• **What is needed**: Restate the records exactly. Include all of them.

(Element data from apps and pages)

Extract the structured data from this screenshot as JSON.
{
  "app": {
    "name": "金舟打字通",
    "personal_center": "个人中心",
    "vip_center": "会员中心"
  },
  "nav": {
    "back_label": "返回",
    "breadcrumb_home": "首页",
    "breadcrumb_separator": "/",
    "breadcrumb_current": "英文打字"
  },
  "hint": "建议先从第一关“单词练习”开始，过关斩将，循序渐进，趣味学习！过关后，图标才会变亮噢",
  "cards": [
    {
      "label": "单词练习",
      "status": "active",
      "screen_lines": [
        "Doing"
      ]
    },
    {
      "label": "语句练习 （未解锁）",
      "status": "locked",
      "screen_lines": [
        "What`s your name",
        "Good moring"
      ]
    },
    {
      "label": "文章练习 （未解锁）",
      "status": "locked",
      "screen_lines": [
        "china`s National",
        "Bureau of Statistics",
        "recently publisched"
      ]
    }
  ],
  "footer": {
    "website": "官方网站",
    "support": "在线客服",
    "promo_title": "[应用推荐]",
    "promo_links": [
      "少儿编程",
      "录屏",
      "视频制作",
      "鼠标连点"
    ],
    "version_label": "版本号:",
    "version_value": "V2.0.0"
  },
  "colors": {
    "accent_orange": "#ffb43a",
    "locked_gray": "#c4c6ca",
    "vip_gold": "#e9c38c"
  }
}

• **Response for this exercise**:
Extract the structured data from this screenshot as JSON.
{
  "app": {
    "name": "金舟打字通",
    "personal_center": "个人中心",
    "vip_center": "会员中心"
  },
  "nav": {
    "back_label": "返回",
    "breadcrumb_home": "首页",
    "breadcrumb_separator": "/",
    "breadcrumb_current": "英文打字"
  },
  "hint": "建议先从第一关“单词练习”开始，过关斩将，循序渐进，趣味学习！过关后，图标才会变亮噢",
  "cards": [
    {
      "label": "单词练习",
      "status": "active",
      "screen_lines": [
        "Doing"
      ]
    },
    {
      "label": "语句练习 （未解锁）",
      "status": "locked",
      "screen_lines": [
        "What`s your name",
        "Good moring"
      ]
    },
    {
      "label": "文章练习 （未解锁）",
      "status": "locked",
      "screen_lines": [
        "china`s National",
        "Bureau of Statistics",
        "recently publisched"
      ]
    }
  ],
  "footer": {
    "website": "官方网站",
    "support": "在线客服",
    "promo_title": "[应用推荐]",
    "promo_links": [
      "少儿编程",
      "录屏",
      "视频制作",
      "鼠标连点"
    ],
    "version_label": "版本号:",
    "version_value": "V2.0.0"
  },
  "colors": {
    "accent_orange": "#ffb43a",
    "locked_gray": "#c4c6ca",
    "vip_gold": "#e9c38c"
  }
}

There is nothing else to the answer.